REQUIRED ACTION: Compute how many lines in the data below contain "name"; answer only with that number.

________________________________________

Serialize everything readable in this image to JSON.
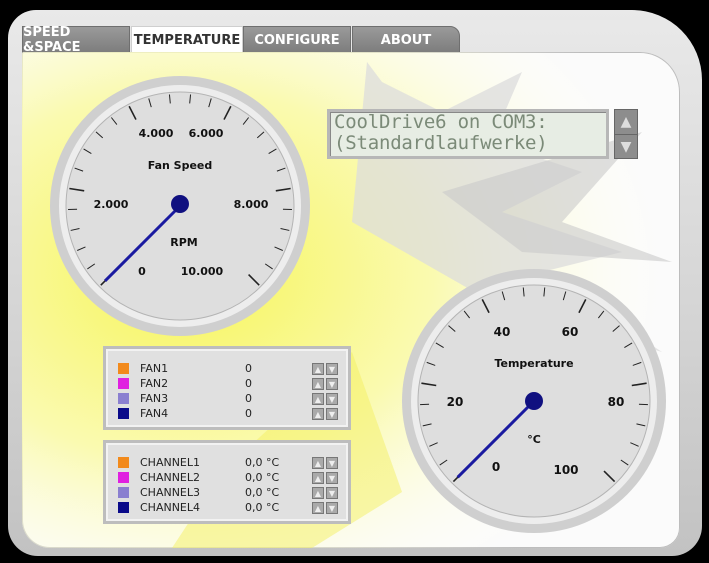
{
  "tabs": [
    {
      "label": "SPEED &SPACE",
      "active": false
    },
    {
      "label": "TEMPERATURE",
      "active": true
    },
    {
      "label": "CONFIGURE",
      "active": false
    },
    {
      "label": "ABOUT",
      "active": false
    }
  ],
  "lcd": {
    "line1": "CoolDrive6 on COM3:",
    "line2": "(Standardlaufwerke)",
    "up_icon": "up-arrow-icon",
    "down_icon": "down-arrow-icon"
  },
  "fan_gauge": {
    "title": "Fan Speed",
    "unit": "RPM",
    "tick_labels": [
      "0",
      "2.000",
      "4.000",
      "6.000",
      "8.000",
      "10.000"
    ],
    "value": 0
  },
  "temp_gauge": {
    "title": "Temperature",
    "unit": "°C",
    "tick_labels": [
      "0",
      "20",
      "40",
      "60",
      "80",
      "100"
    ],
    "value": 0
  },
  "fans": [
    {
      "name": "FAN1",
      "value": "0",
      "color": "#f28a1c"
    },
    {
      "name": "FAN2",
      "value": "0",
      "color": "#e020e0"
    },
    {
      "name": "FAN3",
      "value": "0",
      "color": "#8a7fd0"
    },
    {
      "name": "FAN4",
      "value": "0",
      "color": "#0a0a8a"
    }
  ],
  "channels": [
    {
      "name": "CHANNEL1",
      "value": "0,0 °C",
      "color": "#f28a1c"
    },
    {
      "name": "CHANNEL2",
      "value": "0,0 °C",
      "color": "#e020e0"
    },
    {
      "name": "CHANNEL3",
      "value": "0,0 °C",
      "color": "#8a7fd0"
    },
    {
      "name": "CHANNEL4",
      "value": "0,0 °C",
      "color": "#0a0a8a"
    }
  ],
  "colors": {
    "needle": "#1a1aa0",
    "accent_yellow": "#f2f03a"
  }
}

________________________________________

SOLVED EXERCISE: 8